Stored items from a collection
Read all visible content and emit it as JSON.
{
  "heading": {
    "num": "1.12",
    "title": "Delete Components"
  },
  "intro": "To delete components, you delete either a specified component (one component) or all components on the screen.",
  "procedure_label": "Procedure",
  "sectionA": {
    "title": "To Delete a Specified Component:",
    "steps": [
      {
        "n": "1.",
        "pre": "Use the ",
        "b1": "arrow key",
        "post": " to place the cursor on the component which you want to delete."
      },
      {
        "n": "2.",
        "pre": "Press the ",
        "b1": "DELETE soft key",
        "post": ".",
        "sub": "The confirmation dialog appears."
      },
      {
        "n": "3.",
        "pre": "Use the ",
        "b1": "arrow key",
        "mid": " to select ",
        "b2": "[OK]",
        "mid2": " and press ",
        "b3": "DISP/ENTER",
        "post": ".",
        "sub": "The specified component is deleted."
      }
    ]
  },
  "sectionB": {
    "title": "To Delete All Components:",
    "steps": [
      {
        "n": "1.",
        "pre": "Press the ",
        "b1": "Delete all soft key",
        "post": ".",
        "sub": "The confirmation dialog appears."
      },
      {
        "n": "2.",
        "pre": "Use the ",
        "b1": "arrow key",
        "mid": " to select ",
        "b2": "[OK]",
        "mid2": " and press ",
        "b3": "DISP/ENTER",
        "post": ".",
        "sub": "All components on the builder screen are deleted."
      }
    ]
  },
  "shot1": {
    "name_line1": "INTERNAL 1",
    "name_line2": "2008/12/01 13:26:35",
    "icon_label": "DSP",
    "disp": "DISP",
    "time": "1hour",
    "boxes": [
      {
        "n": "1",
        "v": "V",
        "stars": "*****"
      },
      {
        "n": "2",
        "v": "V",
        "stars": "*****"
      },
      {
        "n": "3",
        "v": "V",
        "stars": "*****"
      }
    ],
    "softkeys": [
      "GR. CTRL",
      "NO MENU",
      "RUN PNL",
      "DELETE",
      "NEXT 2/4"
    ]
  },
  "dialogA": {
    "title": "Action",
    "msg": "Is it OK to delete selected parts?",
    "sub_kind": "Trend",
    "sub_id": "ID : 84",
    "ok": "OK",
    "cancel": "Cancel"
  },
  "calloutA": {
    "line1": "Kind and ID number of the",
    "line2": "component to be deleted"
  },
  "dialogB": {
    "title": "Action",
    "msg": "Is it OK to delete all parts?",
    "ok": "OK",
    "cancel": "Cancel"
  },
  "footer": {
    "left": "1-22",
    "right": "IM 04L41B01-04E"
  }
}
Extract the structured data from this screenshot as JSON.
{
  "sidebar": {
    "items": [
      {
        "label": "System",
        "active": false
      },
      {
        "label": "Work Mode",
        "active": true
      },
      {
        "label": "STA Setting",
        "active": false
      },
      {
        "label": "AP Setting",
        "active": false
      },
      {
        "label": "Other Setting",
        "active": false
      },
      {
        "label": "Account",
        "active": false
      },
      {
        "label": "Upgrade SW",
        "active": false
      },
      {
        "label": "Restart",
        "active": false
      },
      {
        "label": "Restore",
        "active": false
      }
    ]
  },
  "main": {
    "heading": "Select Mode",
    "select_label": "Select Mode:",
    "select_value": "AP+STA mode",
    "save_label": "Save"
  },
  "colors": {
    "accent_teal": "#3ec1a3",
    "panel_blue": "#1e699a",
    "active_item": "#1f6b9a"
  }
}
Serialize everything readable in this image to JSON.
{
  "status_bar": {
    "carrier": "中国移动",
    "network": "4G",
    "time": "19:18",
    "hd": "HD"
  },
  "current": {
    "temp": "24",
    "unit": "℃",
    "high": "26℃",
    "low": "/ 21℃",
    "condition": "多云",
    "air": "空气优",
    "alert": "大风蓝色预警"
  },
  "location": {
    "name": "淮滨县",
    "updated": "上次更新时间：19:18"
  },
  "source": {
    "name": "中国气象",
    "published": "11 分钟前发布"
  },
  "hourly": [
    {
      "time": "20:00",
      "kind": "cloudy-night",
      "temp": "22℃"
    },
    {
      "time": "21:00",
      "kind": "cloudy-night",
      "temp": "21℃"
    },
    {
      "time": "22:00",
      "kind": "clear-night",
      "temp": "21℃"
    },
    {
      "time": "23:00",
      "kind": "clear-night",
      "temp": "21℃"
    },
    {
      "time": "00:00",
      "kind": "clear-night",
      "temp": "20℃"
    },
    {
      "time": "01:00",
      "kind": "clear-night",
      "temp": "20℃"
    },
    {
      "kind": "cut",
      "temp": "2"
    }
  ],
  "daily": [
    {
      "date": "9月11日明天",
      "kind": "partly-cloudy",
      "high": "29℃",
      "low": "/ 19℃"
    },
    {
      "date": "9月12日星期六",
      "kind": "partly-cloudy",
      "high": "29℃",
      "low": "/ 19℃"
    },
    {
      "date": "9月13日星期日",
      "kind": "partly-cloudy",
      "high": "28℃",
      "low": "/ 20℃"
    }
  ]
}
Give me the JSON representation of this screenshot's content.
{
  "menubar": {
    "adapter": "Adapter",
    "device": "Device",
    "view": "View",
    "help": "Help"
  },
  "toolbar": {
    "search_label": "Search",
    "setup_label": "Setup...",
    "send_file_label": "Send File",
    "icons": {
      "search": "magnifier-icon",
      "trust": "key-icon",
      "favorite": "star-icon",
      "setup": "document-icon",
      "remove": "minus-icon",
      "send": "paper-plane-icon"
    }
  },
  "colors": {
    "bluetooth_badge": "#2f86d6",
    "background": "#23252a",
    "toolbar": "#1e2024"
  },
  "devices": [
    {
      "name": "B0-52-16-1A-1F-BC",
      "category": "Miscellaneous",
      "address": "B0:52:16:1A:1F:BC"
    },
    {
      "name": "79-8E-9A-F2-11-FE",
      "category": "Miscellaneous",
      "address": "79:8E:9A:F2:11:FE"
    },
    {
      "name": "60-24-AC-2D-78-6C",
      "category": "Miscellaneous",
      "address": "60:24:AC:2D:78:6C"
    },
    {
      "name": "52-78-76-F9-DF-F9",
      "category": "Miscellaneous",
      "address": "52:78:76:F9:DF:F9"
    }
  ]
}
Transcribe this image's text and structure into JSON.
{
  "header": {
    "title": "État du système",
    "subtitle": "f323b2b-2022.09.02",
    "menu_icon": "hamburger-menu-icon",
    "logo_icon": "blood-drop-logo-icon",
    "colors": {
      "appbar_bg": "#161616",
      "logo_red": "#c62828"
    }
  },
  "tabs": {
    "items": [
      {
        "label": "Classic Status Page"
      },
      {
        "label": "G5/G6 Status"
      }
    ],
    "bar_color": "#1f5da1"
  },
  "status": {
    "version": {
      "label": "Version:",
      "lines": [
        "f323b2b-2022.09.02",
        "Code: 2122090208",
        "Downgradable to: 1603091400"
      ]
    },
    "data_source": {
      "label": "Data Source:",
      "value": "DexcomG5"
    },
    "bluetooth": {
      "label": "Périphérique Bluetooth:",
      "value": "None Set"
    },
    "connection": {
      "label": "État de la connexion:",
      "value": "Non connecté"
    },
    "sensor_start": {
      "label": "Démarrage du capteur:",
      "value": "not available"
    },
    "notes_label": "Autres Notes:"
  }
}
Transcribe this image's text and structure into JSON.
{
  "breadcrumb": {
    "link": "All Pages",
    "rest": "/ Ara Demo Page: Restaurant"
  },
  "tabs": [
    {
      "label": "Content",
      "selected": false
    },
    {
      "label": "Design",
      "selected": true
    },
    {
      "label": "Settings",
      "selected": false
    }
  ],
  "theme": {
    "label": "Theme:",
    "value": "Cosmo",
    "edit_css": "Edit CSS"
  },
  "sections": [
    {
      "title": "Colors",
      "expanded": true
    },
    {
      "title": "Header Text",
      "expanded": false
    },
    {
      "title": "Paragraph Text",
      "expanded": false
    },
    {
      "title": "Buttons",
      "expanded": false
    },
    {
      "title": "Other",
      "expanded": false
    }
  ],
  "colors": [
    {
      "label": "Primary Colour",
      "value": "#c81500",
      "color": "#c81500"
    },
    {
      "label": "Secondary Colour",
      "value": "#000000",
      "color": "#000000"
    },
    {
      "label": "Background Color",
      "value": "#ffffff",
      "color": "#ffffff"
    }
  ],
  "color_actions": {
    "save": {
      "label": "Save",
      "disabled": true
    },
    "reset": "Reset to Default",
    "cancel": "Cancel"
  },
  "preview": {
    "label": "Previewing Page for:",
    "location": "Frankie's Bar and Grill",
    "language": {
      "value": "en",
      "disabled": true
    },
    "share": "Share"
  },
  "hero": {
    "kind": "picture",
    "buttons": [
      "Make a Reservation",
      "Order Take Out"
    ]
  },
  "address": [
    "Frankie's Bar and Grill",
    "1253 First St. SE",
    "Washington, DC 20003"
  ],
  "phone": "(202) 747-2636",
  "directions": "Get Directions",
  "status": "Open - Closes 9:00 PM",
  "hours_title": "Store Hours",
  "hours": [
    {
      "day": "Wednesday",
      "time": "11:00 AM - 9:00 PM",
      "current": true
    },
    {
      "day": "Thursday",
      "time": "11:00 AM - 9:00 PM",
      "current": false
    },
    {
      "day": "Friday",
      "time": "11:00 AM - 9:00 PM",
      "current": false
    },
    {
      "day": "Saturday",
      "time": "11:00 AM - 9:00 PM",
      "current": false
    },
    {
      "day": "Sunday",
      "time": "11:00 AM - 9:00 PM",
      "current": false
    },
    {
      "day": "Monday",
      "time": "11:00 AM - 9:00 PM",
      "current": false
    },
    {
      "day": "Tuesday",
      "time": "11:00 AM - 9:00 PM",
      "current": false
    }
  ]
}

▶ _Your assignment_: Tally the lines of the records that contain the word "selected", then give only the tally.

▶ _Task output_: 4